This birdhouse guide is just what you need to keep those songbirds flocking to your garden this year!The garden is just not the same without birds, and getting them to stick around is one of the challenges of being a bird lover. You know which high-quality seeds to put out for them, and how they like their water, but what about their housing? "How," you might be asking yourself, "can I provide birds with the best shelter year-round?" Luckily for you, this birdhouse guide is just what you need to keep those songbirds flocking to your garden this year!
Birdhouse StylesThe coolest thing about birds is that, like us, they all have unique personal tastes when settling into an abode. Different species have different needs and requirements when it comes to their ideal shelter, so one style of birdhouse isn't going to fit all. Here is a list of common birds that love the houses we make for them and the features they will insist upon before moving in:
- Chickadees: One of our favorite backyard birds, the chickadee loves smaller nesting boxes, about 5½" X 8", with a hole approximately 1?" in diameter. Forget the perch on a chickadee box; not only do they simply prefer to live without them, but perches also make it easier for predators to get in! Chickadees also like to have soft nesting materials included within their homes and prefer to nest between 4-15 feet off the ground, so keep these in mind when prepping and hanging your birdhouse.
- Bluebirds: Another stunning songbird, bluebirds also like smaller nest boxes with entry holes of about 1 ½". Keep the perches off these ones, too, and make sure the front is about 5" wide with at least 5" - 8" of space available underneath the entry hole.
- Wrens: House wrens are cavity nesters and will nest just about anywhere. Like chickadees, they're attracted to birdhouses with an entry hole of around 1?" in diameter. Anything bigger will attract larger birds, like sparrows, that can take over the birdhouse. Larger birds will also be attracted to birdhouses with perches, so, yet again, leave them off of any houses meant for wrens.
Other birds that enjoy nesting in birdhouses include woodpeckers, owls, house finches, sparrows, warblers, flycatchers, ducks, and swallows. Before you go birdhouse shopping, make sure you know what each of them likes and how to best attract your desired birds to your garden!
How to Build a BirdhouseIf you're handy with power tools and looking to build the best birdhouse on the block, you can find plenty of great birdhouse plans online that will help you build the perfect house for each bird variety. These more detailed plans will include specific instructions, such as exact dimensions and ideal hole cut-out size, so it's definitely worth doing your research if you want to go the DIY route. However, there are a few general tips to keep in mind when building your own birdhouse that will help you keep your nesting birds happy and safe:
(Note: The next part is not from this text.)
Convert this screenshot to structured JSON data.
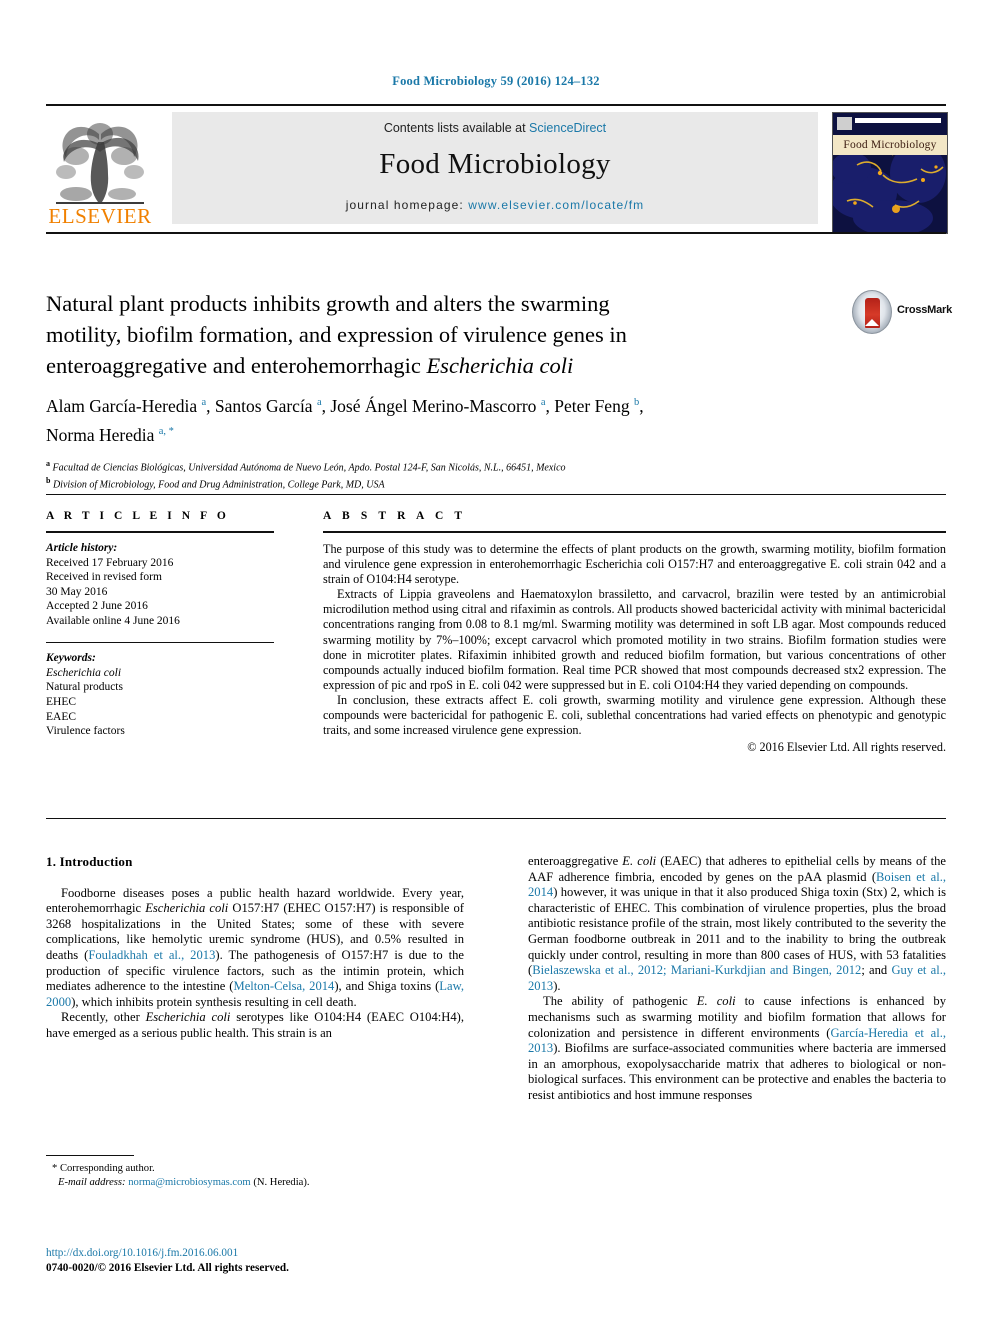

- Use natural wood: Birds are drawn to wood birdhouses because they are natural and resemble cavities in trees. Cedar is an especially popular choice! If you do decide to paint, use colors like blue, black, green, and silver, as they're known to attract birds.
- Don't paint the inside: The fumes released by paint or wood stains inside your birdhouse's enclosed interior can seriously harm baby birds.
- Leave gaps between walls to allow heat to escape: Those closed-in spaces can get hot and stuffy during the spring and summer months!
- Leave a drainage hole for rain: Leaving a place for water to drain out will help keep your birds dry inside their new home and prevent mold growth. Birdhouse roofs should also be slanted to allow for better water run-off.